*** INFORMATION GIVEN Section Begins ***

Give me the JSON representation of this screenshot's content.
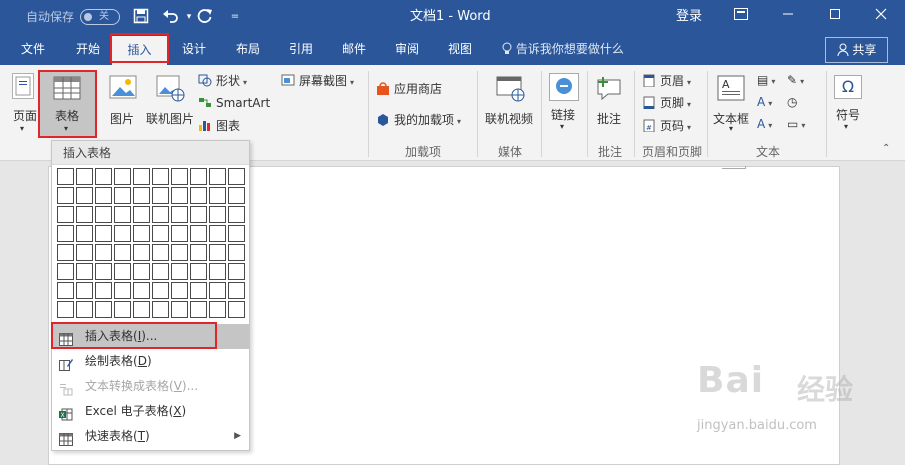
{
  "titlebar": {
    "autosave_label": "自动保存",
    "autosave_state": "关",
    "document_title": "文档1 - Word",
    "login_label": "登录"
  },
  "tabs": [
    {
      "label": "文件"
    },
    {
      "label": "开始"
    },
    {
      "label": "插入",
      "active": true
    },
    {
      "label": "设计"
    },
    {
      "label": "布局"
    },
    {
      "label": "引用"
    },
    {
      "label": "邮件"
    },
    {
      "label": "审阅"
    },
    {
      "label": "视图"
    }
  ],
  "tell_me": "告诉我你想要做什么",
  "share_label": "共享",
  "ribbon": {
    "page_label": "页面",
    "table_label": "表格",
    "picture_label": "图片",
    "online_picture_label": "联机图片",
    "shapes_label": "形状",
    "smartart_label": "SmartArt",
    "chart_label": "图表",
    "screenshot_label": "屏幕截图",
    "store_label": "应用商店",
    "my_addins_label": "我的加载项",
    "addins_group": "加载项",
    "online_video_label": "联机视频",
    "media_group": "媒体",
    "link_label": "链接",
    "comment_label": "批注",
    "comment_group": "批注",
    "header_label": "页眉",
    "footer_label": "页脚",
    "page_number_label": "页码",
    "header_footer_group": "页眉和页脚",
    "textbox_label": "文本框",
    "text_group": "文本",
    "symbol_label": "符号"
  },
  "dropdown": {
    "header": "插入表格",
    "grid_cols": 10,
    "grid_rows": 8,
    "items": [
      {
        "label": "插入表格(",
        "key": "I",
        "suffix": ")...",
        "icon": "insert-table-icon"
      },
      {
        "label": "绘制表格(",
        "key": "D",
        "suffix": ")",
        "icon": "draw-table-icon"
      },
      {
        "label": "文本转换成表格(",
        "key": "V",
        "suffix": ")...",
        "icon": "convert-text-icon",
        "disabled": true
      },
      {
        "label": "Excel 电子表格(",
        "key": "X",
        "suffix": ")",
        "icon": "excel-sheet-icon"
      },
      {
        "label": "快速表格(",
        "key": "T",
        "suffix": ")",
        "icon": "quick-table-icon",
        "submenu": true
      }
    ]
  },
  "watermark": {
    "logo": "Bai",
    "brand": "经验",
    "url": "jingyan.baidu.com"
  },
  "colors": {
    "title_bar": "#2b579a",
    "ribbon_bg": "#f3f3f3",
    "highlight_outline": "#e0252b"
  }
}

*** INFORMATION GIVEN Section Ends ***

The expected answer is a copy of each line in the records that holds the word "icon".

        "icon": "insert-table-icon"
        "icon": "draw-table-icon"
        "icon": "convert-text-icon",
        "icon": "excel-sheet-icon"
        "icon": "quick-table-icon",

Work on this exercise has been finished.